Domain Adaptation (DA) emerges as a transfer learning alternative to address both the generalization problem that deep learning models encounter, and the data scarcity characteristic of some domains (Ben-David et al., 2010). In a nutshell, DA makes it possible to apply one model that has been trained in one source domain (dataset) to a target domain (dataset) that has a different data distribution than the source domain and that may have less or may not have any labels for training (HassanPour Zonoozi & Seydi, 2023).

Multiple DA methods have been developed over the past few years to increase the generalization capabilities of deep learning models and decrease the large amount of labeled data dependency during training (HassanPour Zonoozi & Seydi, 2023). These methods have been categorized in multiple different ways.

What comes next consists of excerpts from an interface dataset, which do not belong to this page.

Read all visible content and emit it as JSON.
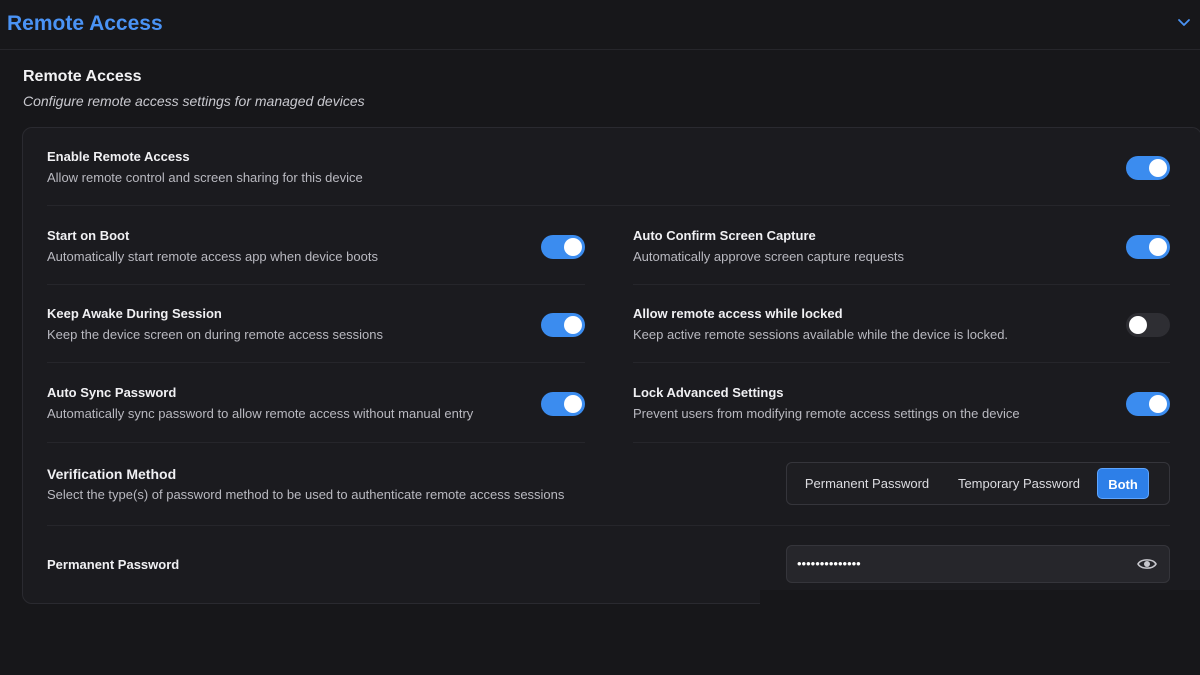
{
  "header": {
    "title": "Remote Access",
    "chevron_icon": "chevron-down-icon"
  },
  "section": {
    "title": "Remote Access",
    "subtitle": "Configure remote access settings for managed devices"
  },
  "settings": {
    "enable_remote": {
      "title": "Enable Remote Access",
      "desc": "Allow remote control and screen sharing for this device",
      "on": true
    },
    "start_on_boot": {
      "title": "Start on Boot",
      "desc": "Automatically start remote access app when device boots",
      "on": true
    },
    "auto_confirm": {
      "title": "Auto Confirm Screen Capture",
      "desc": "Automatically approve screen capture requests",
      "on": true
    },
    "keep_awake": {
      "title": "Keep Awake During Session",
      "desc": "Keep the device screen on during remote access sessions",
      "on": true
    },
    "allow_locked": {
      "title": "Allow remote access while locked",
      "desc": "Keep active remote sessions available while the device is locked.",
      "on": false
    },
    "auto_sync": {
      "title": "Auto Sync Password",
      "desc": "Automatically sync password to allow remote access without manual entry",
      "on": true
    },
    "lock_advanced": {
      "title": "Lock Advanced Settings",
      "desc": "Prevent users from modifying remote access settings on the device",
      "on": true
    }
  },
  "verification": {
    "title": "Verification Method",
    "desc": "Select the type(s) of password method to be used to authenticate remote access sessions",
    "options": [
      "Permanent Password",
      "Temporary Password",
      "Both"
    ],
    "selected": "Both"
  },
  "permanent_password": {
    "label": "Permanent Password",
    "value": "••••••••••••••",
    "icon": "eye-icon"
  },
  "colors": {
    "accent": "#3b8cef",
    "header_title": "#4a93f5",
    "background": "#17171a"
  }
}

According to HassanPour Zonoozi & Seydi (2023), DA methods can be divided into three categories: Supervised, semi-supervised and unsupervised methods. This study will focus on the latter. Unsupervised Domain Adaptation (UDA) methods have been categorized as Generative, Adversarial or Hybrid (Xu et al., 2022).

In this thesis, domain adaptation techniques were implemented to semantic segmentation models for cashew crop mapping in Africa to assess their potential for increasing the generalization capabilities of the models.

Research questions

  • What are the underlying factors contributing to the domain shift between source and target and how much does it affect the accuracy of a cashew crop mapping model trained only with source data and applied in the target domain?
  • To what extent do adversarial domain adaptation methods impact the accuracy and the generalization capability of semantic segmentation models used for cashew crop mapping?
  • How can a web application be designed to evaluate cashew crop mapping models in Africa and encourage user participation in generating annotated data?